Supplied material:
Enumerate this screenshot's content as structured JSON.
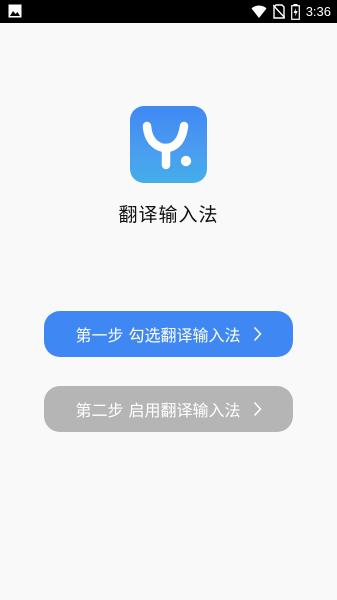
{
  "status_bar": {
    "time": "3:36"
  },
  "app": {
    "name": "翻译输入法",
    "logo_icon": "y-dot-logo-icon",
    "accent_color": "#3f88f3"
  },
  "steps": [
    {
      "label": "第一步 勾选翻译输入法",
      "state": "active",
      "color": "#3f88f3"
    },
    {
      "label": "第二步 启用翻译输入法",
      "state": "disabled",
      "color": "#b5b5b5"
    }
  ]
}
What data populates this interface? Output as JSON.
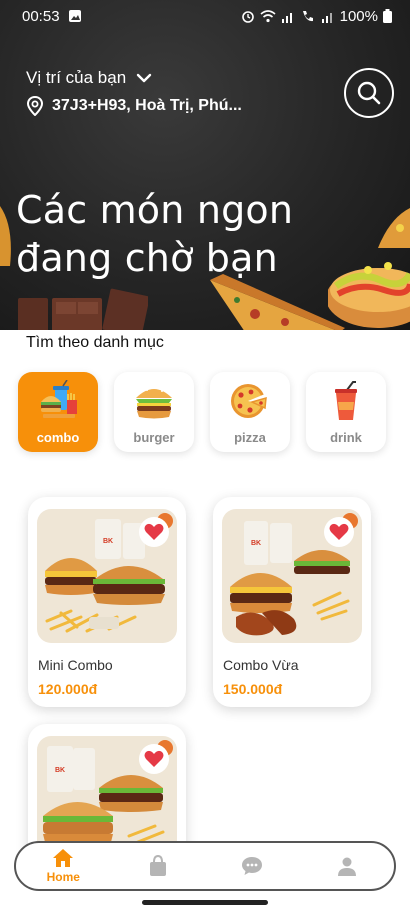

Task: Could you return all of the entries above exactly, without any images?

Output:
Enumerate this screenshot's content as structured JSON.
{
  "status_bar": {
    "time": "3:36"
  },
  "app": {
    "name": "翻译输入法",
    "logo_icon": "y-dot-logo-icon",
    "accent_color": "#3f88f3"
  },
  "steps": [
    {
      "label": "第一步 勾选翻译输入法",
      "state": "active",
      "color": "#3f88f3"
    },
    {
      "label": "第二步 启用翻译输入法",
      "state": "disabled",
      "color": "#b5b5b5"
    }
  ]
}
What data populates this interface? Output as JSON.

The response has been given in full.